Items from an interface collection
----------

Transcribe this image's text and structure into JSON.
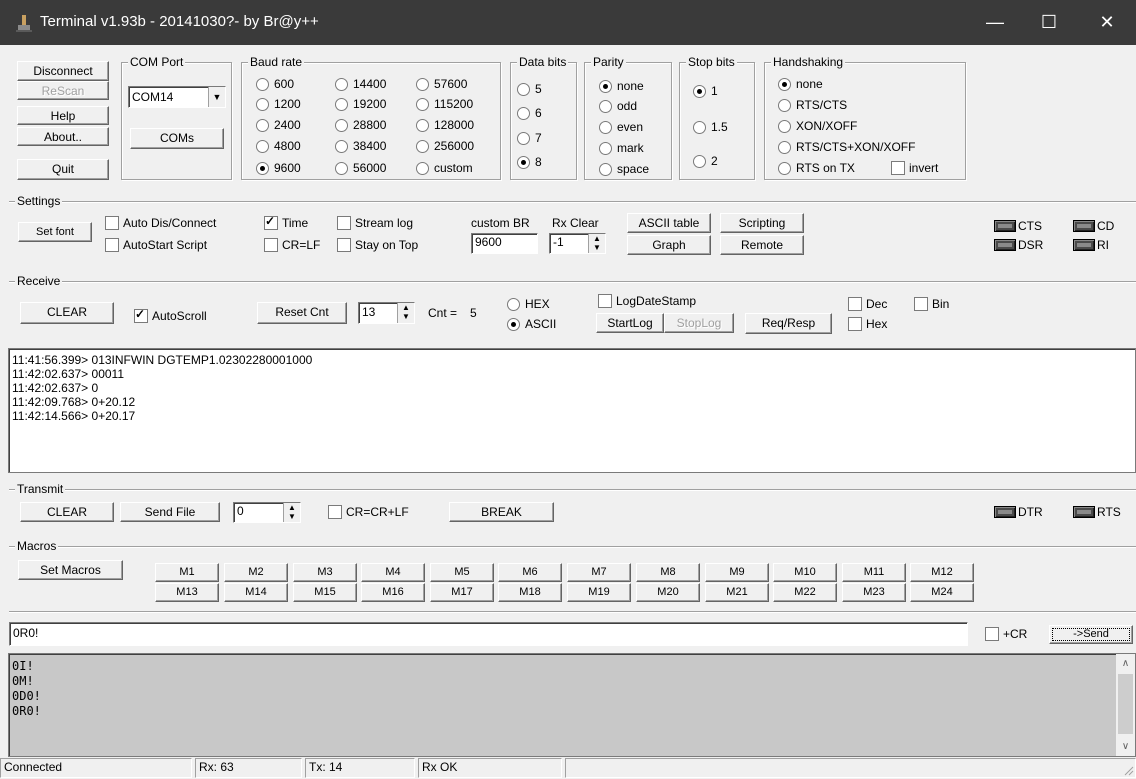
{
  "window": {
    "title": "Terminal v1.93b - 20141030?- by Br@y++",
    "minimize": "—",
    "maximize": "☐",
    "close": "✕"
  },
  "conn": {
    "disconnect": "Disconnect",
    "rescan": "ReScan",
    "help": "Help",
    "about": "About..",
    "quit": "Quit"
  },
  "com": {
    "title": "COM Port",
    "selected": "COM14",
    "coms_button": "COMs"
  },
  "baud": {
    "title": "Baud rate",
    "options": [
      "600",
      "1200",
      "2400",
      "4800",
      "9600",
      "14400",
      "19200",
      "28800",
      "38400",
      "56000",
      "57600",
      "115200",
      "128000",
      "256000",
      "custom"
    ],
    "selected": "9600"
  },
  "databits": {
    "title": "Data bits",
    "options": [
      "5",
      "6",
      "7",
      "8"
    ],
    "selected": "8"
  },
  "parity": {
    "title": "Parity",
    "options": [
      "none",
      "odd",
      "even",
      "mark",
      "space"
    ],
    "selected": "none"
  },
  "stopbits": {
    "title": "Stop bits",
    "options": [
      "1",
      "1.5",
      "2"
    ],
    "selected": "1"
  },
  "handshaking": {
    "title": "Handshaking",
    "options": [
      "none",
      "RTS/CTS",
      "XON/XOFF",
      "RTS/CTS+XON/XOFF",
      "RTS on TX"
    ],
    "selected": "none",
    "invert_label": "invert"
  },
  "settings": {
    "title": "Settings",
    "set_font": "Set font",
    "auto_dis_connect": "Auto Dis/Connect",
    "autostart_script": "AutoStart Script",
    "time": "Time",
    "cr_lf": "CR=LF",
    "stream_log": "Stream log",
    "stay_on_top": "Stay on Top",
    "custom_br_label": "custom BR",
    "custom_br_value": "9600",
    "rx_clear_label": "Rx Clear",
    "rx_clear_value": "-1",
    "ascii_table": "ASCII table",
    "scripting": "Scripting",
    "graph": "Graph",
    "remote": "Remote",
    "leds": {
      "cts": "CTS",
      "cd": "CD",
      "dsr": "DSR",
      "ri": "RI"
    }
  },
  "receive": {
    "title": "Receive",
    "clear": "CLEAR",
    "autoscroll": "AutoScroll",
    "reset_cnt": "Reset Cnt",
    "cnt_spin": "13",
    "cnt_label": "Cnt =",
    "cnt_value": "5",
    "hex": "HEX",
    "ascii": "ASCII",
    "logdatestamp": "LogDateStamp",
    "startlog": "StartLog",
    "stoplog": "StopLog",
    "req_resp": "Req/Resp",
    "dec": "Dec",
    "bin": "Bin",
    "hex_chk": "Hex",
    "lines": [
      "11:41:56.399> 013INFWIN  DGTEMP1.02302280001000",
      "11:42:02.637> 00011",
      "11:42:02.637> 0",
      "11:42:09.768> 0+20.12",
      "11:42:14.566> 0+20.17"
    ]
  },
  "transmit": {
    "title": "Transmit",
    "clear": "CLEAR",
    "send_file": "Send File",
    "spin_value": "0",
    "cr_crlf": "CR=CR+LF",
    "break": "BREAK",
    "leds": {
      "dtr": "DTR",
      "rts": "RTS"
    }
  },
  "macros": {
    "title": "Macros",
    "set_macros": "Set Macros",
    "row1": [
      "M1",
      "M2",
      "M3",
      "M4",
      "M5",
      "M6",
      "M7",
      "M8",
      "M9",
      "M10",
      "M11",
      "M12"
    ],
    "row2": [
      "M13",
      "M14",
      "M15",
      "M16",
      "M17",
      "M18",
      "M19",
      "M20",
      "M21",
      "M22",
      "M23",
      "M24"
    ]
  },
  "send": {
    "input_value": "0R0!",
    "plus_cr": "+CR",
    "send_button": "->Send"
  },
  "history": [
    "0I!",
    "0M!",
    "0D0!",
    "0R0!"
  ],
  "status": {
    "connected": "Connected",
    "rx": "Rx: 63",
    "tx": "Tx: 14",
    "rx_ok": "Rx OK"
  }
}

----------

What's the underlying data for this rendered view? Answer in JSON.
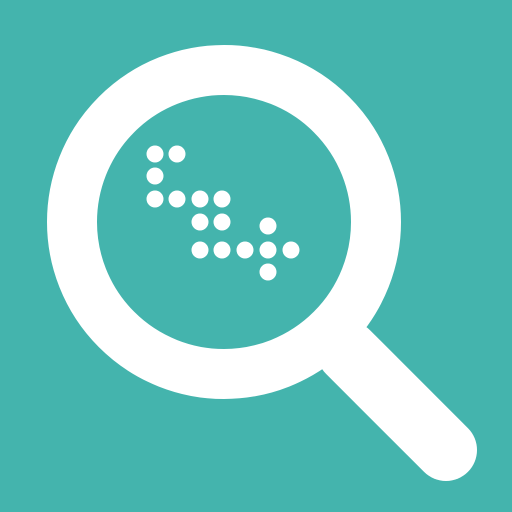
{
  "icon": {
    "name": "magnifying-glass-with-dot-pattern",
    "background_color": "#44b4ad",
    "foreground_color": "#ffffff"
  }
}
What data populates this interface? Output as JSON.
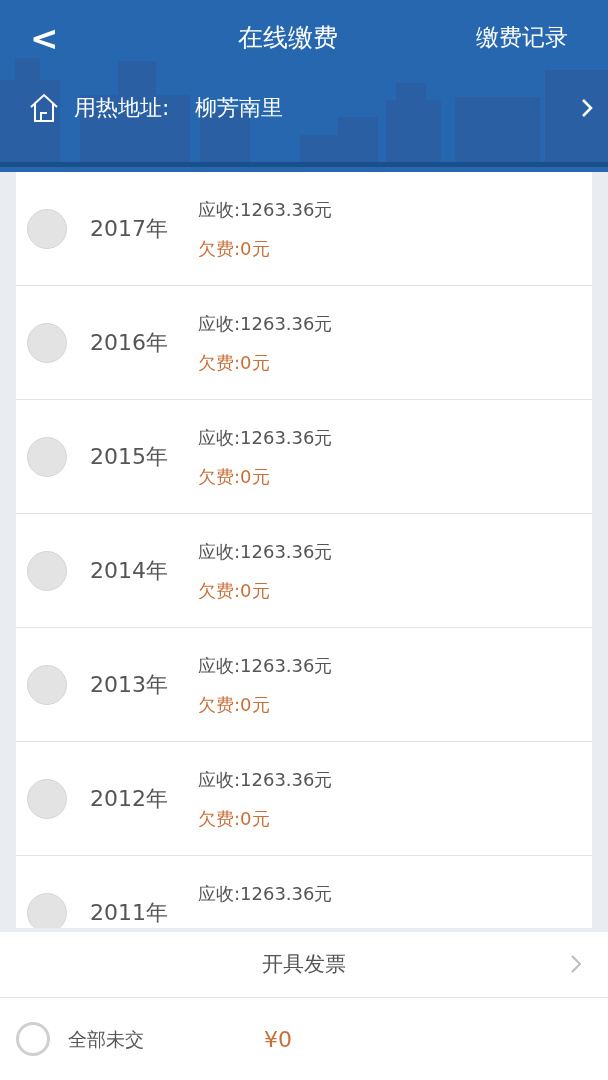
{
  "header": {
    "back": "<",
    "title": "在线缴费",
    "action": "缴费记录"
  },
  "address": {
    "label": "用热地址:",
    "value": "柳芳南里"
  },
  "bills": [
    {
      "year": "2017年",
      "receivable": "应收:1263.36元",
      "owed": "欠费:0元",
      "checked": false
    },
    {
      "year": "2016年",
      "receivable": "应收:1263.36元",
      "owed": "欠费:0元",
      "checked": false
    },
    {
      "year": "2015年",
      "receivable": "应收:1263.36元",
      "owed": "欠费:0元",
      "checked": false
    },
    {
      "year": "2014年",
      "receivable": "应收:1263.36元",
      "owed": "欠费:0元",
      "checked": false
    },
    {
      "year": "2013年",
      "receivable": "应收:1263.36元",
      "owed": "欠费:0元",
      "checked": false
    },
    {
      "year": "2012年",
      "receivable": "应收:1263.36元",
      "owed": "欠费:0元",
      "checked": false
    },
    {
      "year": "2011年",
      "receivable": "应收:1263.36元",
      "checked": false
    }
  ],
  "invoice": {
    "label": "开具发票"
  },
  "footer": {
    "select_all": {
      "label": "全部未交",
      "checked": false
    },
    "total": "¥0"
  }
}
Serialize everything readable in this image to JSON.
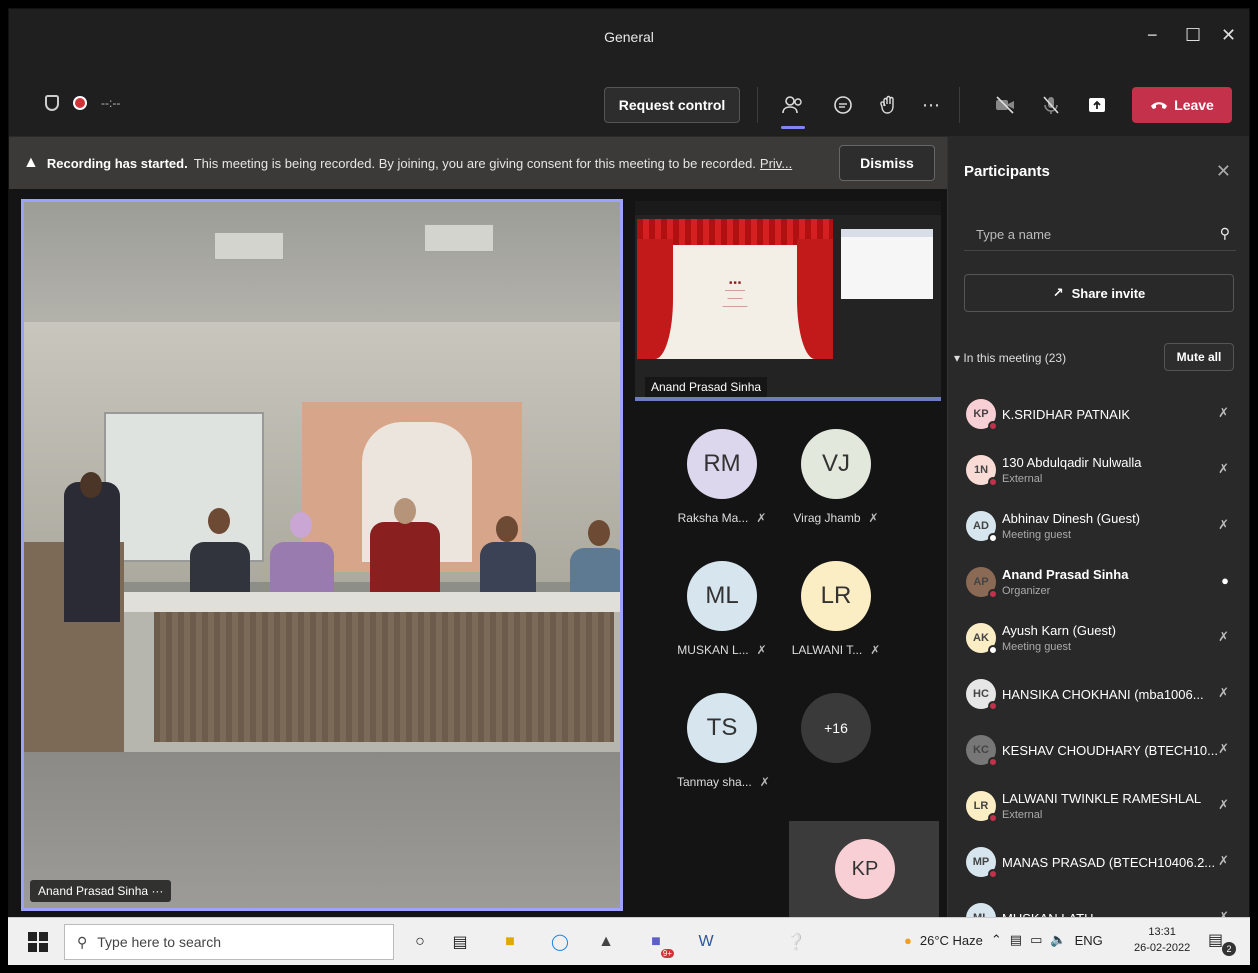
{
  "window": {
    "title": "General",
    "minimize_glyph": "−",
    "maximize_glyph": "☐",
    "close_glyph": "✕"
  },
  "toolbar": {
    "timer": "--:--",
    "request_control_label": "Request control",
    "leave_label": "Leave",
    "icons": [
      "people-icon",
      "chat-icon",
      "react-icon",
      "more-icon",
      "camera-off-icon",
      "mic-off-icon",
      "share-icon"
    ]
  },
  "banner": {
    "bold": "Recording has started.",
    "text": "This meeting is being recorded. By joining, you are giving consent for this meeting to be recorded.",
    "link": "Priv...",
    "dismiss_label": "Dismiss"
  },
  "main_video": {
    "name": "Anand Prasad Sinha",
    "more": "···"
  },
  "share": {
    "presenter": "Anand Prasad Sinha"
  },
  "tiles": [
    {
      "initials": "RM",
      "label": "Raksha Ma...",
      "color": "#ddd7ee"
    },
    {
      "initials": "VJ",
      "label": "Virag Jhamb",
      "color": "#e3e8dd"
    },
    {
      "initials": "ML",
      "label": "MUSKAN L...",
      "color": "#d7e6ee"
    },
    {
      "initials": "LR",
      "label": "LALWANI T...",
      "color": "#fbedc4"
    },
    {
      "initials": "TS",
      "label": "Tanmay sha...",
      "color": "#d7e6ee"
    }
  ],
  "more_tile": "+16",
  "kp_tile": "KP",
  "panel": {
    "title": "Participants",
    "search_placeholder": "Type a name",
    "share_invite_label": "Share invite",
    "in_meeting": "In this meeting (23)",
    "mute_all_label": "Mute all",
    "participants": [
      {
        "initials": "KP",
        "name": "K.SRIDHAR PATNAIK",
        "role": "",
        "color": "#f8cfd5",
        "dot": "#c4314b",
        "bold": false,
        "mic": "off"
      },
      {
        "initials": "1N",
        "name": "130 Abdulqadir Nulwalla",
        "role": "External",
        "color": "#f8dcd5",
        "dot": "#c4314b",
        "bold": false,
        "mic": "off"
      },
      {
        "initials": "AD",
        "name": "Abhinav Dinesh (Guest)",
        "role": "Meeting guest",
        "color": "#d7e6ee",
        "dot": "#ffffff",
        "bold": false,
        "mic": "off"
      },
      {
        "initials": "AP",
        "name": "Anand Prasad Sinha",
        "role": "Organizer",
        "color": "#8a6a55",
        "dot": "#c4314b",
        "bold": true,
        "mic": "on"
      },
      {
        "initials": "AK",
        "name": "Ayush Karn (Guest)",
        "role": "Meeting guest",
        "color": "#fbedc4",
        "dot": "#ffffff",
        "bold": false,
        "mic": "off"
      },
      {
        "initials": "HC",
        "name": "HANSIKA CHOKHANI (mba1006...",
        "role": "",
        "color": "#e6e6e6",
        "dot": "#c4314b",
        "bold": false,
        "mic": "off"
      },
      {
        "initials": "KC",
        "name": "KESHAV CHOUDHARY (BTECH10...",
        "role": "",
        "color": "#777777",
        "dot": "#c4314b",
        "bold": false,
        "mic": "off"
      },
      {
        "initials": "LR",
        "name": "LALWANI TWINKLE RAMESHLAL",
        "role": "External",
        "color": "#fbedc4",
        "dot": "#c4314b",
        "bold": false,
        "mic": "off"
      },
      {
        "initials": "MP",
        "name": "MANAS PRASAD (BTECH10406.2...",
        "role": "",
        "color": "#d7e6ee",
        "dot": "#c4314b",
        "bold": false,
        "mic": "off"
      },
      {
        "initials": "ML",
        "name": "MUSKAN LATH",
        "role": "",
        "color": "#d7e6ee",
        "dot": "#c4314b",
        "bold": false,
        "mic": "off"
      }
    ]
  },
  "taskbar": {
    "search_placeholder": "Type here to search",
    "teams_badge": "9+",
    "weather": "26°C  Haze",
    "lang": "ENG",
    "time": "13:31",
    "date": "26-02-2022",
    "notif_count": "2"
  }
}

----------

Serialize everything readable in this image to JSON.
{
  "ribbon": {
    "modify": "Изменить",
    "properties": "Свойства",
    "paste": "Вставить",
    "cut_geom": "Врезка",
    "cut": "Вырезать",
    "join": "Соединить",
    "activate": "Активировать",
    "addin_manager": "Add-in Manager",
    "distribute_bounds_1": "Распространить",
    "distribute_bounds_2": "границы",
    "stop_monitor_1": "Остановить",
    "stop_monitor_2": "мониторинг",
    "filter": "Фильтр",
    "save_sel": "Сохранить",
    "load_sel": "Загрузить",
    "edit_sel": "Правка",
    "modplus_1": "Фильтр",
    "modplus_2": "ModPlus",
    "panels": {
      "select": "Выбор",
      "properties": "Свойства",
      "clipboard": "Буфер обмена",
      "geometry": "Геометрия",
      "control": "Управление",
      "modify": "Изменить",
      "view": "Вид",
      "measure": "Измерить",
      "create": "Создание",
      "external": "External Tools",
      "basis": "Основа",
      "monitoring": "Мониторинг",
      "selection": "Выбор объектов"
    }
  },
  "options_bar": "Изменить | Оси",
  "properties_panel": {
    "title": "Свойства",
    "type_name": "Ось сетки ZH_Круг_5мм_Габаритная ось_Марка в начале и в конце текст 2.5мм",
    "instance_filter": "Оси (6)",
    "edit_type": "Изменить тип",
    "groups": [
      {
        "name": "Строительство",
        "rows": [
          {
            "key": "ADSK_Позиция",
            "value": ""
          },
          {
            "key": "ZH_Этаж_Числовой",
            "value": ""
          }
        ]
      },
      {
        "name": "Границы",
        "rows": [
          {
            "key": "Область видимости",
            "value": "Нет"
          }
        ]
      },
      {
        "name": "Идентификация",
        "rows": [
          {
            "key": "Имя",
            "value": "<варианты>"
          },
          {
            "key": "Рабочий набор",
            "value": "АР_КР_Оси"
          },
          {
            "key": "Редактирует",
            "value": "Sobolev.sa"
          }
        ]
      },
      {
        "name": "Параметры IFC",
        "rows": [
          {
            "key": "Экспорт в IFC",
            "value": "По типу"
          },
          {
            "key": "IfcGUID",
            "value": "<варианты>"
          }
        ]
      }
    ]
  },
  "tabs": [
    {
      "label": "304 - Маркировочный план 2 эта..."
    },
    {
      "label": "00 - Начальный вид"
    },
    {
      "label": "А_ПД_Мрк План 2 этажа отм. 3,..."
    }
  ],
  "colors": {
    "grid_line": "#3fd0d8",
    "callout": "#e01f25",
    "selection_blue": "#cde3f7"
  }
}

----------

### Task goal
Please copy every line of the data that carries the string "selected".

### Written response
    "selected": "COM14",
    "selected": "9600"
    "selected": "8"
    "selected": "none"
    "selected": "1"
    "selected": "none",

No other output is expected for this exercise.